After nearly doubling assets through tech and people investments, president eyes next leg of growth
For the wealth management space at large, the past couple of years have been quite a ride. But the unique market climate of recent years is just a piece of the story for Janine Guenther and Dixon Mitchell Investment Counsel.
“We’ve had a really good start to the year and the firm is growing,” says Guenther, who took the helm as the BC-based investment firm’s first female president in 2021. “We’re just talking to clients right now about their second-quarter performance and going through annual reviews, and we’ve got some really happy clients and some really good news for the firm.”
As difficult as it was to be fully insulated from the poor performance of last year’s bond markets, Dixon Mitchell managed to avoid the worst of it. This year so far, the firm has seen a rebound across client portfolios, including on the fixed-income side, which Guenther says speaks to the firm’s long-term view and investments made in the business.
“Our investment committee revisits the portfolios every month, and in an emergency, if that happens. We try to think long-term all the time and keep ourselves out of trouble,” she says. “We're never perfect, but we seem to have missed a lot of the drama of last year.”
The firm has retained roughly the same mix of 30% institutional and 70% private clients, with some growth in Indigenous and pension plan business. From around $2.5 billion in AUM at the start of Guenther’s tenure, the firm has just crossed the $4-billion mark, comfortably ahead of its target to double assets within five years of her taking the helm.
Over the next three or four years, the firm plans to double its size yet again, which the firm is well-positioned to do after some key investments. Among several ambitious projects since its leadership transition, the firm has embarked on a full tech refresh of its trading and back-office operations.
“We learned that there aren’t a lot of solutions available for a firm like ours that has clients across multiple custodians. When we did our RFI, only three firms responded,” Guenther says. “We’re about 90% through our transformation for both our trading and back-office operations as well as our CRM.”
The firm has also put in place regular webinars, which consistently garner an estimated 125 registrants who also follow through as attendees. That helps drive traffic toward the firm’s website, which was refreshed to feature every member of the DM staff. Having profile information for all team members, not just executives, has been instrumental in helping the firm resonate with clients and prospects alike.
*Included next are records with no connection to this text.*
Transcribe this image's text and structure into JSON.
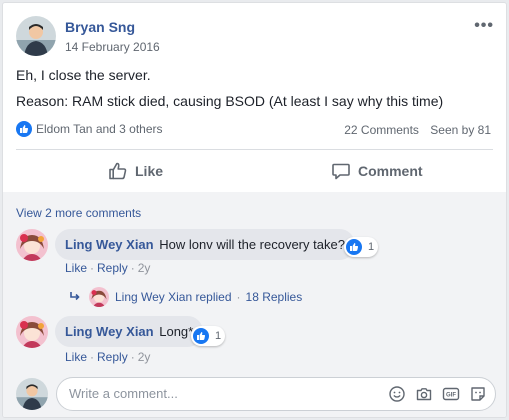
{
  "post": {
    "author": "Bryan Sng",
    "date": "14 February 2016",
    "text_line1": "Eh, I close the server.",
    "text_line2": "Reason: RAM stick died, causing BSOD (At least I say why this time)",
    "reactions_text": "Eldom Tan and 3 others",
    "comments_count": "22 Comments",
    "seen_by": "Seen by 81",
    "more_icon": "more-options-icon",
    "accent": "#365899",
    "like_blue": "#1877f2"
  },
  "actions": {
    "like_label": "Like",
    "comment_label": "Comment"
  },
  "comments_section": {
    "view_more": "View 2 more comments",
    "comment1": {
      "name": "Ling Wey Xian",
      "text": "How lonv will the recovery take?",
      "reaction_count": "1",
      "like_label": "Like",
      "reply_label": "Reply",
      "time": "2y"
    },
    "replies_summary": {
      "text": "Ling Wey Xian replied",
      "count": "18 Replies"
    },
    "comment2": {
      "name": "Ling Wey Xian",
      "text": "Long*",
      "reaction_count": "1",
      "like_label": "Like",
      "reply_label": "Reply",
      "time": "2y"
    },
    "composer": {
      "placeholder": "Write a comment...",
      "icons": [
        "emoji-icon",
        "camera-icon",
        "gif-icon",
        "sticker-icon"
      ]
    }
  }
}
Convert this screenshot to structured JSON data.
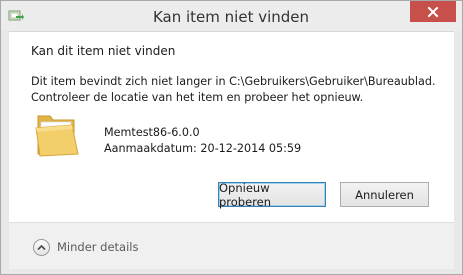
{
  "window": {
    "title": "Kan item niet vinden"
  },
  "dialog": {
    "headline": "Kan dit item niet vinden",
    "message_line1": "Dit item bevindt zich niet langer in C:\\Gebruikers\\Gebruiker\\Bureaublad.",
    "message_line2": "Controleer de locatie van het item en probeer het opnieuw."
  },
  "item": {
    "name": "Memtest86-6.0.0",
    "created": "Aanmaakdatum: 20-12-2014 05:59",
    "icon": "folder-icon"
  },
  "buttons": {
    "retry_label": "Opnieuw proberen",
    "cancel_label": "Annuleren"
  },
  "footer": {
    "details_label": "Minder details",
    "icon": "chevron-up-icon"
  },
  "colors": {
    "close_button": "#c7504b",
    "primary_border": "#3c7fb1",
    "folder": "#f3cf6b"
  }
}
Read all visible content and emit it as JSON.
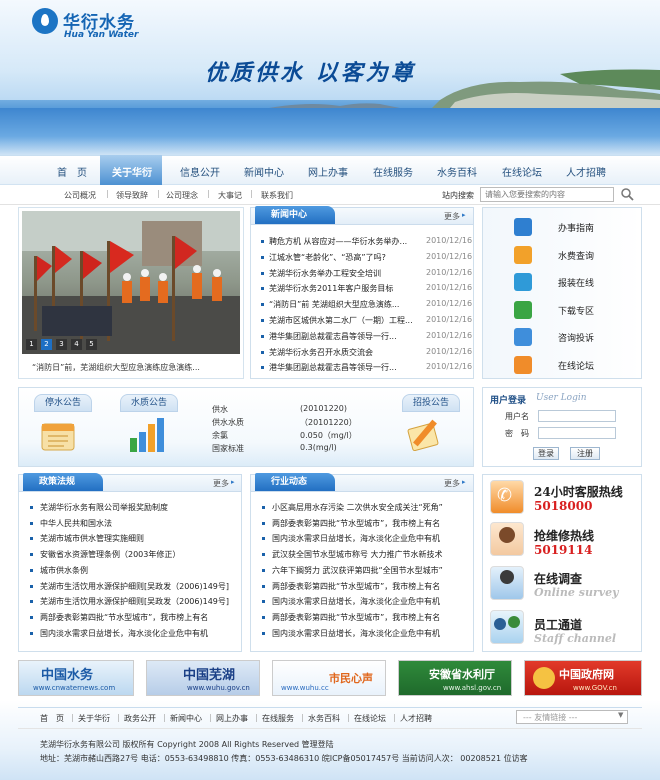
{
  "brand": {
    "name_cn": "华衍水务",
    "name_en": "Hua Yan Water",
    "slogan": "优质供水 以客为尊"
  },
  "nav": {
    "items": [
      "首　页",
      "关于华衍",
      "信息公开",
      "新闻中心",
      "网上办事",
      "在线服务",
      "水务百科",
      "在线论坛",
      "人才招聘"
    ],
    "active_index": 1
  },
  "subnav": {
    "items": [
      "公司概况",
      "领导致辞",
      "公司理念",
      "大事记",
      "联系我们"
    ]
  },
  "search": {
    "label": "站内搜索",
    "placeholder": "请输入您要搜索的内容"
  },
  "photo": {
    "caption": "“消防日”前，芜湖组织大型应急演练应急演练...",
    "pages": [
      "1",
      "2",
      "3",
      "4",
      "5"
    ],
    "active_page": 1
  },
  "news": {
    "title": "新闻中心",
    "more": "更多",
    "items": [
      {
        "text": "聘危方机 从容应对——华衍水务举办...",
        "date": "2010/12/16"
      },
      {
        "text": "江城水管“老龄化”、“恐高”了吗?",
        "date": "2010/12/16"
      },
      {
        "text": "芜湖华衍水务举办工程安全培训",
        "date": "2010/12/16"
      },
      {
        "text": "芜湖华衍水务2011年客户服务目标",
        "date": "2010/12/16"
      },
      {
        "text": "“消防日”前 芜湖组织大型应急演练...",
        "date": "2010/12/16"
      },
      {
        "text": "芜湖市区城供水第二水厂（一期）工程...",
        "date": "2010/12/16"
      },
      {
        "text": "港华集团副总裁霍志昌等领导一行...",
        "date": "2010/12/16"
      },
      {
        "text": "芜湖华衍水务召开水质交流会",
        "date": "2010/12/16"
      },
      {
        "text": "港华集团副总裁霍志昌等领导一行...",
        "date": "2010/12/16"
      }
    ]
  },
  "services": {
    "items": [
      "办事指南",
      "水费查询",
      "报装在线",
      "下载专区",
      "咨询投诉",
      "在线论坛"
    ]
  },
  "notices": {
    "tab1": "停水公告",
    "tab2": "水质公告",
    "tab3": "招投公告",
    "water_quality": [
      {
        "label": "供水",
        "value": "(20101220)"
      },
      {
        "label": "供水水质",
        "value": "（20101220）"
      },
      {
        "label": "余氯",
        "value": "0.050（mg/l）"
      },
      {
        "label": "国家标准",
        "value": "0.3(mg/l)"
      }
    ]
  },
  "login": {
    "title": "用户登录",
    "title_en": "User Login",
    "user_label": "用户名",
    "pass_label": "密　码",
    "login_btn": "登录",
    "register_btn": "注册"
  },
  "policy": {
    "title": "政策法规",
    "more": "更多",
    "items": [
      "芜湖华衍水务有限公司举报奖励制度",
      "中华人民共和国水法",
      "芜湖市城市供水管理实施细则",
      "安徽省水资源管理条例（2003年修正）",
      "城市供水条例",
      "芜湖市生活饮用水源保护细则[吴政发（2006)149号]",
      "芜湖市生活饮用水源保护细则[吴政发（2006)149号]",
      "两部委表彰第四批“节水型城市”，我市榜上有名",
      "国内淡水需求日益增长，海水淡化企业危中有机"
    ]
  },
  "industry": {
    "title": "行业动态",
    "more": "更多",
    "items": [
      "小区高层用水存污染 二次供水安全成关注“死角”",
      "两部委表彰第四批“节水型城市”，我市榜上有名",
      "国内淡水需求日益增长，海水淡化企业危中有机",
      "武汉获全国节水型城市称号 大力推广节水新技术",
      "六年下搁努力 武汉获评第四批“全国节水型城市”",
      "两部委表彰第四批“节水型城市”，我市榜上有名",
      "国内淡水需求日益增长，海水淡化企业危中有机",
      "两部委表彰第四批“节水型城市”，我市榜上有名",
      "国内淡水需求日益增长，海水淡化企业危中有机"
    ]
  },
  "hotline": {
    "service_title": "24小时客服热线",
    "service_num": "5018000",
    "repair_title": "抢维修热线",
    "repair_num": "5019114",
    "survey_title": "在线调查",
    "survey_en": "Online survey",
    "staff_title": "员工通道",
    "staff_en": "Staff channel"
  },
  "banners": [
    {
      "label": "中国水务",
      "sub": "www.cnwaternews.com"
    },
    {
      "label": "中国芜湖",
      "sub": "www.wuhu.gov.cn"
    },
    {
      "label": "市民心声",
      "sub": "www.wuhu.cc"
    },
    {
      "label": "安徽省水利厅",
      "sub": "www.ahsl.gov.cn"
    },
    {
      "label": "中国政府网",
      "sub": "www.GOV.cn"
    }
  ],
  "footer": {
    "nav": [
      "首　页",
      "关于华衍",
      "政务公开",
      "新闻中心",
      "网上办事",
      "在线服务",
      "水务百科",
      "在线论坛",
      "人才招聘"
    ],
    "links_placeholder": "--- 友情链接 ---",
    "copyright": "芜湖华衍水务有限公司   版权所有 Copyright 2008 All Rights Reserved 管理登陆",
    "address": "地址：芜湖市赭山西路27号  电话：0553-63498810  传真：0553-63486310  皖ICP备05017457号   当前访问人次： 00208521  位访客"
  },
  "colors": {
    "brand_blue": "#1565b4",
    "hotline_red": "#d81f1f",
    "nav_text": "#24507e"
  }
}
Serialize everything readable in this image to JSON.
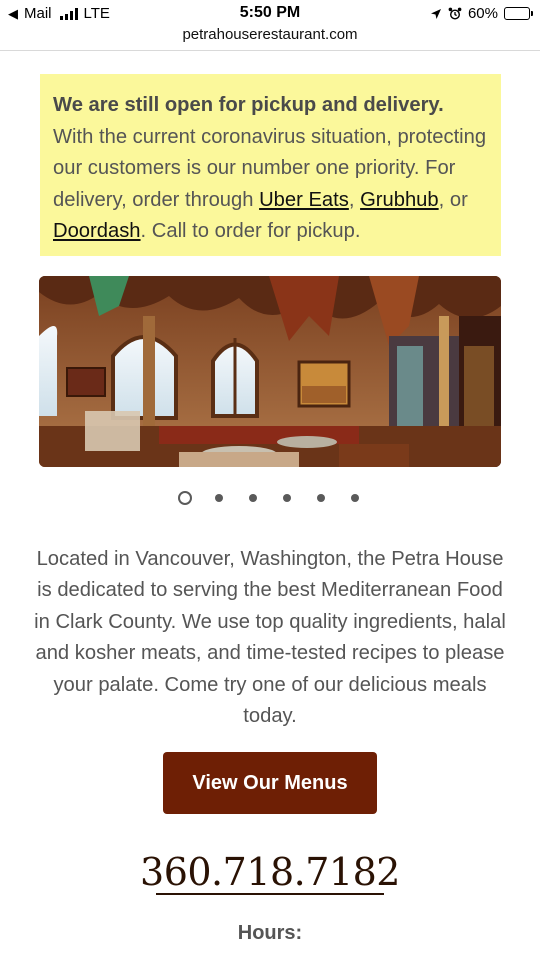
{
  "status_bar": {
    "back_app": "Mail",
    "network": "LTE",
    "time": "5:50 PM",
    "battery": "60%",
    "battery_level": 0.6
  },
  "browser": {
    "url": "petrahouserestaurant.com"
  },
  "notice": {
    "headline": "We are still open for pickup and delivery.",
    "text_before": " With the current coronavirus situation, protecting our customers is our number one priority. For delivery, order through ",
    "link_ubereats": "Uber Eats",
    "sep1": ", ",
    "link_grubhub": "Grubhub",
    "sep2": ", or ",
    "link_doordash": "Doordash",
    "text_after": ". Call to order for pickup."
  },
  "carousel": {
    "slide_count": 6,
    "active_index": 0
  },
  "about": "Located in Vancouver, Washington, the Petra House is dedicated to serving the best Mediterranean Food in Clark County. We use top quality ingredients, halal and kosher meats, and time-tested recipes to please your palate. Come try one of our delicious meals today.",
  "menu_button": "View Our Menus",
  "phone": "360.718.7182",
  "hours_heading": "Hours:",
  "colors": {
    "notice_bg": "#fbf89b",
    "button_bg": "#6e1f05",
    "phone_text": "#2a1204"
  }
}
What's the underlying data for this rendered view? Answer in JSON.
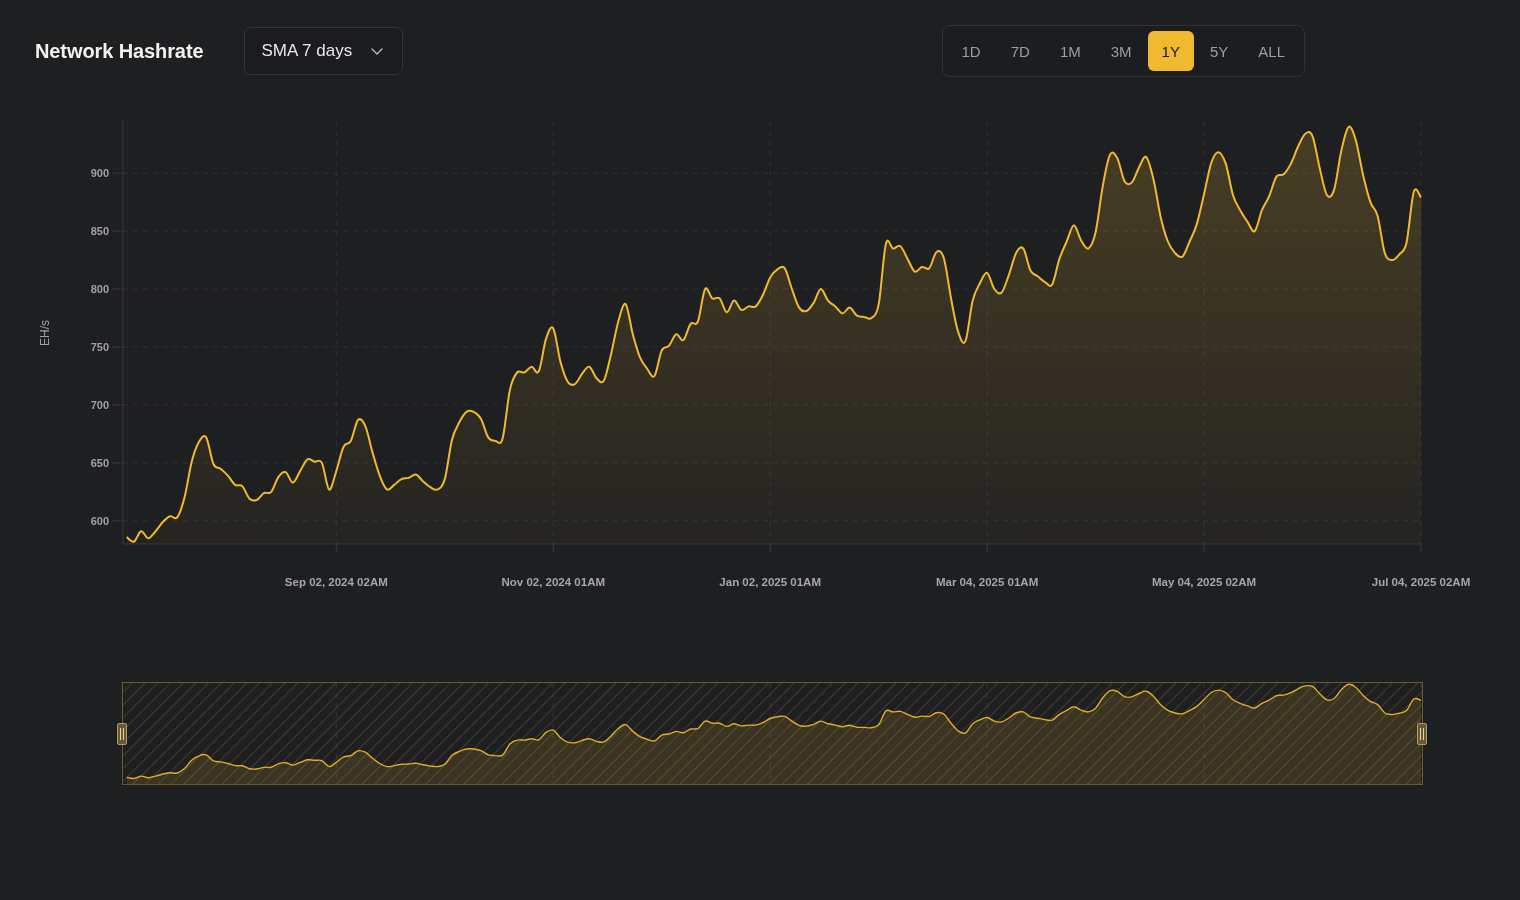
{
  "header": {
    "title": "Network Hashrate",
    "smoothing": {
      "value": "SMA 7 days"
    }
  },
  "range_buttons": [
    {
      "label": "1D",
      "selected": false
    },
    {
      "label": "7D",
      "selected": false
    },
    {
      "label": "1M",
      "selected": false
    },
    {
      "label": "3M",
      "selected": false
    },
    {
      "label": "1Y",
      "selected": true
    },
    {
      "label": "5Y",
      "selected": false
    },
    {
      "label": "ALL",
      "selected": false
    }
  ],
  "chart": {
    "chart_data": {
      "type": "area",
      "grid": true,
      "ylabel": "EH/s",
      "ylim": [
        580,
        945
      ],
      "yticks": [
        600,
        650,
        700,
        750,
        800,
        850,
        900
      ],
      "categories": [
        null,
        null,
        null,
        null,
        null,
        null,
        null,
        null,
        null,
        null,
        null,
        null,
        null,
        null,
        null,
        null,
        null,
        null,
        null,
        null,
        null,
        null,
        null,
        null,
        null,
        null,
        null,
        null,
        null,
        "Sep 02, 2024 02AM",
        null,
        null,
        null,
        null,
        null,
        null,
        null,
        null,
        null,
        null,
        null,
        null,
        null,
        null,
        null,
        null,
        null,
        null,
        null,
        null,
        null,
        null,
        null,
        null,
        null,
        null,
        null,
        null,
        null,
        "Nov 02, 2024 01AM",
        null,
        null,
        null,
        null,
        null,
        null,
        null,
        null,
        null,
        null,
        null,
        null,
        null,
        null,
        null,
        null,
        null,
        null,
        null,
        null,
        null,
        null,
        null,
        null,
        null,
        null,
        null,
        null,
        null,
        "Jan 02, 2025 01AM",
        null,
        null,
        null,
        null,
        null,
        null,
        null,
        null,
        null,
        null,
        null,
        null,
        null,
        null,
        null,
        null,
        null,
        null,
        null,
        null,
        null,
        null,
        null,
        null,
        null,
        null,
        null,
        null,
        null,
        "Mar 04, 2025 01AM",
        null,
        null,
        null,
        null,
        null,
        null,
        null,
        null,
        null,
        null,
        null,
        null,
        null,
        null,
        null,
        null,
        null,
        null,
        null,
        null,
        null,
        null,
        null,
        null,
        null,
        null,
        null,
        null,
        null,
        "May 04, 2025 02AM",
        null,
        null,
        null,
        null,
        null,
        null,
        null,
        null,
        null,
        null,
        null,
        null,
        null,
        null,
        null,
        null,
        null,
        null,
        null,
        null,
        null,
        null,
        null,
        null,
        null,
        null,
        null,
        null,
        null,
        "Jul 04, 2025 02AM"
      ],
      "values": [
        586,
        582,
        591,
        585,
        591,
        599,
        604,
        603,
        620,
        651,
        668,
        672,
        649,
        645,
        639,
        631,
        630,
        619,
        618,
        624,
        625,
        638,
        642,
        633,
        643,
        653,
        651,
        650,
        627,
        643,
        664,
        669,
        687,
        682,
        659,
        639,
        627,
        631,
        636,
        637,
        640,
        634,
        629,
        627,
        636,
        670,
        685,
        694,
        694,
        688,
        672,
        669,
        671,
        713,
        728,
        728,
        733,
        729,
        757,
        766,
        737,
        720,
        718,
        727,
        733,
        723,
        721,
        744,
        772,
        787,
        761,
        741,
        731,
        725,
        747,
        751,
        761,
        756,
        770,
        772,
        800,
        792,
        792,
        780,
        790,
        782,
        785,
        785,
        795,
        810,
        817,
        818,
        800,
        784,
        781,
        788,
        800,
        790,
        785,
        779,
        784,
        777,
        776,
        775,
        787,
        839,
        835,
        837,
        826,
        815,
        819,
        818,
        832,
        827,
        792,
        763,
        755,
        790,
        805,
        814,
        800,
        797,
        812,
        831,
        835,
        816,
        811,
        806,
        804,
        826,
        841,
        855,
        842,
        835,
        849,
        889,
        916,
        913,
        893,
        892,
        905,
        914,
        895,
        862,
        841,
        831,
        828,
        841,
        856,
        882,
        909,
        918,
        908,
        881,
        868,
        858,
        850,
        868,
        880,
        897,
        899,
        908,
        923,
        934,
        932,
        904,
        881,
        886,
        920,
        940,
        928,
        898,
        875,
        863,
        831,
        825,
        830,
        840,
        884,
        879
      ]
    }
  }
}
Aside from webinars and its site, the firm’s digital strategy also leverages social media to broaden its online reach. That effort, Guenther estimates, has contributed to the roughly $8,000,000 in new assets the company has gained as part of its near-doubling in AUM over the past couple of years.
From a people perspective, Dixon Mitchell has distinguished itself as one of Canada’s top small to medium employers since Guenther assumed leadership. It also recently bolstered its leadership by hiring a COO, a new position for the firm.
"When you begin a business from scratch and expand it to a remarkable $2.5 billion in just 20 years, you're successfully navigating the challenges of entrepreneurship," she explains. "Now that we've reached a certain size, it's important to enhance our leadership team to ensure our talented individuals who excel in client communication and business development have sufficient time to dedicate to these crucial tasks."
Looking through the lens of proficiency, over half of Dixon Mitchell’s team of 36 people are either CFA charterholders, or currently somewhere in the program. Its bench also includes a number of CFPs, QAFPs, and chartered market technicians (CMTs), as well as people with computer science and culinary backgrounds who later found their passion in the world of investment management.
Guenther also highlights Dixon Mitchell’s commitment to giving back to the community, which includes working with organizations in Vancouver to prepare and serve meals for the less fortunate. Those and other efforts, Guenther says, have helped the firm’s people come together at a level beyond their day jobs.
Dixon Mitchell has also exerted efforts to expand its base of shareholders. Over the past three years, the fully employee-owned firm has enabled many of its people who never even thought about owning a piece of an investment firm to receive dividends, among other perks of company ownership. Eventually, it aims to extend that benefit across the firm.
Looking ahead, Guenther says the firm is looking to grow its team in Vancouver and Calgary. It’s also thinking about establishing an office in Eastern Canada, with Toronto being at the top of the list given its clientele there.
“That's a huge undertaking. You need to at least have an admin person, and client-facing people to give them someone to talk to,” Guenther says. “That's probably next on our list to do.”